All of the zips and pockets work very well. The side zipper works
well and I have used this a few times to get inside the main part of
The pack is starting to look a little dirty from use but shows no
sign of wear at all.
|The pack and a trail sign.
I like that it fits well. That it is comfortable. That is
does not need to be readjusted often.
The scraping sound from the straps.
I must thank Gregory and BackpackGearTest.org for the opportunity to
test this back pack, it is working very well so far.
This concludes the field
report section. Please check back in about two months for the final
long term report.
Long Term Report
3rd of January
|This is my long term
report on the z45 pack after using it for another few months.
I used the pack for another two trips out to
White Horse Hills campsite as I did
during the field report phase. This time though the weather was
quite a lot warmer, about 68 F to 86 F (20 C to 30 C). The hike in
and out was the same, a one way trip of about two and a half hours.
My last trip was to a trail here called The Eagle View Trail in a
section of the John Forrest National Park. The trail is a little way
from my house and within the hour I can be out on it. This trail is
very good as the terrain is so varied. From where I park and the
direction I take on this 14 mi (21 km) loop, I can start in
hilly but open ground and steadily head up hill and into the trees.
After walking along the top of the hill in the trees I head down
hill to the river and make my crossing. Then I head along a disused
railway line and back up hill. This time though it is a bit of a
scramble through the granite boulders and out crops with a lot of
almost vertical climbing but all on track, no climbing gear is
needed. The terrain here runs from about 320 ft (100 m) to 820 ft
|Here I am wearing the pack along a
section of the river near my house. The gap between my back and the
pack is clearly visible. This photo really shows the design of the
curve in the pack.
Even though the temperatures were a little high on the last trips
the pack design stopped a lot of the sweat build up on my back. It
still gets hot and sweaty at the waist belt and at the top of the
shoulder straps but much better than my other packs.
This pack is very comfortable to wear and I
have none of the annoying scraping noise from my right shoulder.
Perhaps my different load and the way I have packed it has stopped

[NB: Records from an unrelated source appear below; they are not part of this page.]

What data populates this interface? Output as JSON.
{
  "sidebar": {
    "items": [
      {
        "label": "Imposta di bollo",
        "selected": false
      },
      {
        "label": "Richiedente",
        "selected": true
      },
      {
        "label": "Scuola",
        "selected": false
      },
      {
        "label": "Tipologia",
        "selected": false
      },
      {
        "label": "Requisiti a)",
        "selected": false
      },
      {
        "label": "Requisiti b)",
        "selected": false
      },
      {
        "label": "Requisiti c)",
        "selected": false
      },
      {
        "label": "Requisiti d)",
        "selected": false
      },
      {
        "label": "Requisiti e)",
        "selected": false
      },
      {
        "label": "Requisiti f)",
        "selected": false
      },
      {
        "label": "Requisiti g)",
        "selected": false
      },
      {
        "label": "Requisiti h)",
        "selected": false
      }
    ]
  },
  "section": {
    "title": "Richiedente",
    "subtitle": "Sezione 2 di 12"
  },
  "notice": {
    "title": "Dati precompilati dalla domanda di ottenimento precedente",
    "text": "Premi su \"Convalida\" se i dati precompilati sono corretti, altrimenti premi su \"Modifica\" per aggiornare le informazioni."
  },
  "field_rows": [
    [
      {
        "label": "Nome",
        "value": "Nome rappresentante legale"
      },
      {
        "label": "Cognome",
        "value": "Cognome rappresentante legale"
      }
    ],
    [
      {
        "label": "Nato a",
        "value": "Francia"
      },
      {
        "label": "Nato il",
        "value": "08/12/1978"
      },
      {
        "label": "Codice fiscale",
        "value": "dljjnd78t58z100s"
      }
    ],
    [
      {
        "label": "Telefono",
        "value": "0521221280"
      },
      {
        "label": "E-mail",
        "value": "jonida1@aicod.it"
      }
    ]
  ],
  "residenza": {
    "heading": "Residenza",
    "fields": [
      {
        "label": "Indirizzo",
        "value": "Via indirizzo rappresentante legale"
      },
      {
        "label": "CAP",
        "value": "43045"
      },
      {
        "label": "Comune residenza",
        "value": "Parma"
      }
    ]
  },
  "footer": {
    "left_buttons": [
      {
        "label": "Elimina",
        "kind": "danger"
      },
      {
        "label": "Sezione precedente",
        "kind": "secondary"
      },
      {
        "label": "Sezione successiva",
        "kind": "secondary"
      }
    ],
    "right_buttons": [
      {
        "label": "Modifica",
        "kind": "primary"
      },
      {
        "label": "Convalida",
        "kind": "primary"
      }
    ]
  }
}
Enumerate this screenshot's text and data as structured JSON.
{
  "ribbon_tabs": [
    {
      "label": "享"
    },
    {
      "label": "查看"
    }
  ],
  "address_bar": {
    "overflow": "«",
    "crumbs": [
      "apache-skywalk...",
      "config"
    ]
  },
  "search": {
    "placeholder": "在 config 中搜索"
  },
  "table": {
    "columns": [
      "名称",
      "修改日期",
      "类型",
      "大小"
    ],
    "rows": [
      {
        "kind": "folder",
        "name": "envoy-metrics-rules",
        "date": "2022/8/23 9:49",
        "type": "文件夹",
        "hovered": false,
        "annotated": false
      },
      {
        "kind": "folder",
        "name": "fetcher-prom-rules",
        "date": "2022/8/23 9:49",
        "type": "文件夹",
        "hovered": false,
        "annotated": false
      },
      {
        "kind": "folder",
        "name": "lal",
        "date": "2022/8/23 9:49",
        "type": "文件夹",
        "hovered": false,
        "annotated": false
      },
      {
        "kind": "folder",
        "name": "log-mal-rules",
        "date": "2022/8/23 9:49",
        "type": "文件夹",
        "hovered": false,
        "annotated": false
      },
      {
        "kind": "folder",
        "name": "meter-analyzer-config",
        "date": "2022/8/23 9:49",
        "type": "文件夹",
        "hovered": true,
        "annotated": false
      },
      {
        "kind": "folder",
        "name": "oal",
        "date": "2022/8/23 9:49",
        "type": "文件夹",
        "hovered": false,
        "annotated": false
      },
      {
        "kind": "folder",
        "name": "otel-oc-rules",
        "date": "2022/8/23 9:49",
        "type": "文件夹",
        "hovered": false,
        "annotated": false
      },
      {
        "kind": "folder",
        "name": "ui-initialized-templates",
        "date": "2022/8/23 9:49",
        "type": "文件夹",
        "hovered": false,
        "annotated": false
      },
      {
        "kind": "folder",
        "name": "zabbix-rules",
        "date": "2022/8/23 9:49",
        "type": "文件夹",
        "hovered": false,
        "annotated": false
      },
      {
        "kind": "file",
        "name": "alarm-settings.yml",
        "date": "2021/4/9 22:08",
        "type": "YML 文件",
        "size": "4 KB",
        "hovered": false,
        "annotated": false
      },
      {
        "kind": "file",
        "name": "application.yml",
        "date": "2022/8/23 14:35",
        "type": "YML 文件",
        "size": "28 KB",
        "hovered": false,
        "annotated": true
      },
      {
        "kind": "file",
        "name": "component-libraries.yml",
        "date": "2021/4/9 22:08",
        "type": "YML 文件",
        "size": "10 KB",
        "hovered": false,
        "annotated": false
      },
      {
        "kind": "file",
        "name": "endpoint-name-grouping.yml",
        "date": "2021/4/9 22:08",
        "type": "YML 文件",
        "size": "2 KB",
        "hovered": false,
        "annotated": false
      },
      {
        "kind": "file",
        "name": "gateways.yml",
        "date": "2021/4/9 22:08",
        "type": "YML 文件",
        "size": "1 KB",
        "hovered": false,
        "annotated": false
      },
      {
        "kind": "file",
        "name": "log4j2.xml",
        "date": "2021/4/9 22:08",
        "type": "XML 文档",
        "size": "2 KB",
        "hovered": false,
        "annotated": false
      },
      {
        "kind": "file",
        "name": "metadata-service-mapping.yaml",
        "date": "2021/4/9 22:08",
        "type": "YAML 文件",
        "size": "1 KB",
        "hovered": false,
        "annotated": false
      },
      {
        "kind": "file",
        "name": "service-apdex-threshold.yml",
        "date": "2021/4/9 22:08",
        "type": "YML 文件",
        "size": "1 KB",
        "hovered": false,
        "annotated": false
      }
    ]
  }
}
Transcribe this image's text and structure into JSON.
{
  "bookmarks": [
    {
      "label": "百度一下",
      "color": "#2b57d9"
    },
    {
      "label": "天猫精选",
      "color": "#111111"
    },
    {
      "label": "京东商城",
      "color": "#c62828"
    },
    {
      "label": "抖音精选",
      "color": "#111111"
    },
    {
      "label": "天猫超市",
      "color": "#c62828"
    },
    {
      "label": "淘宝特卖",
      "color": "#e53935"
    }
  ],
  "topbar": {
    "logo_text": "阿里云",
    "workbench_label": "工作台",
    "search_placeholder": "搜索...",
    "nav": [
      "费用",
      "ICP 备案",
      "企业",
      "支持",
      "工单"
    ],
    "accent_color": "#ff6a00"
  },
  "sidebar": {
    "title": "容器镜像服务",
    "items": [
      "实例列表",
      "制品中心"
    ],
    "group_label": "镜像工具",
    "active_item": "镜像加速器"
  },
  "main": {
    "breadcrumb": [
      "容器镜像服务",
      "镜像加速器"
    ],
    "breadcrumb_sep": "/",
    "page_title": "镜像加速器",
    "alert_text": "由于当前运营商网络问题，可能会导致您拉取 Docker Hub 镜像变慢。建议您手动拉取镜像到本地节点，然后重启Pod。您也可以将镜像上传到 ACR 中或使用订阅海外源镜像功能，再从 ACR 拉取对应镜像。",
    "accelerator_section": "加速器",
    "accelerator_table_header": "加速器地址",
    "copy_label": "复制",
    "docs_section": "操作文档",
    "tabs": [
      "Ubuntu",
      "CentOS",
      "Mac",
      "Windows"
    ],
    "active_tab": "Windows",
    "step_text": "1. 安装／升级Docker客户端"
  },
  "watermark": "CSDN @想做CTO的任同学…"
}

the noise. One big thing that I think this pack needs is a hook or
strap to hang the water bladder from inside. What I resorted to
doing was to undo the hook and loop tab that holds a support stay in
the centre of the pack near the top, then thread it through the top
of the bladder and hook it back in place. This held the bladder in
an upright position perfectly.
The main reason I wanted to get up to the Eagle
View Trail was to get in amongst the rocks and boulders and do a bit
of climbing and scrambling through them. I did this because the pack
is listed as a technical pack and I wanted to see how much it would
snag on the rocks.
I'm glad to say the pack performed well in this area too. At no time
did I find myself hung up on a rock and I was able to manoeuvre
along this trail with ease.
As shown in the pictures to the left the pack sits well on my back
and sits within the width of my back.
To Sum up
I think this is a very good and well
made pack. It fits me well and it carries everything I need from day
hikes to over night camping trips within the limit of the size of
the pack. The thing is I guess that if the pack were larger I would
just carry more gear, and I'd rather go as light as I can.
I'd like to see a dedicated tab to hang a bladder from. The scraping
noise seems to have gone and could have just been because of the way
I packed it on that trip. There just isn't a lot not to like of this
pack and it will be my main pack from now on.
|I'd like to thank Gregory
and BackpackGearTest.org for the chance to
test and get to know this fine pack.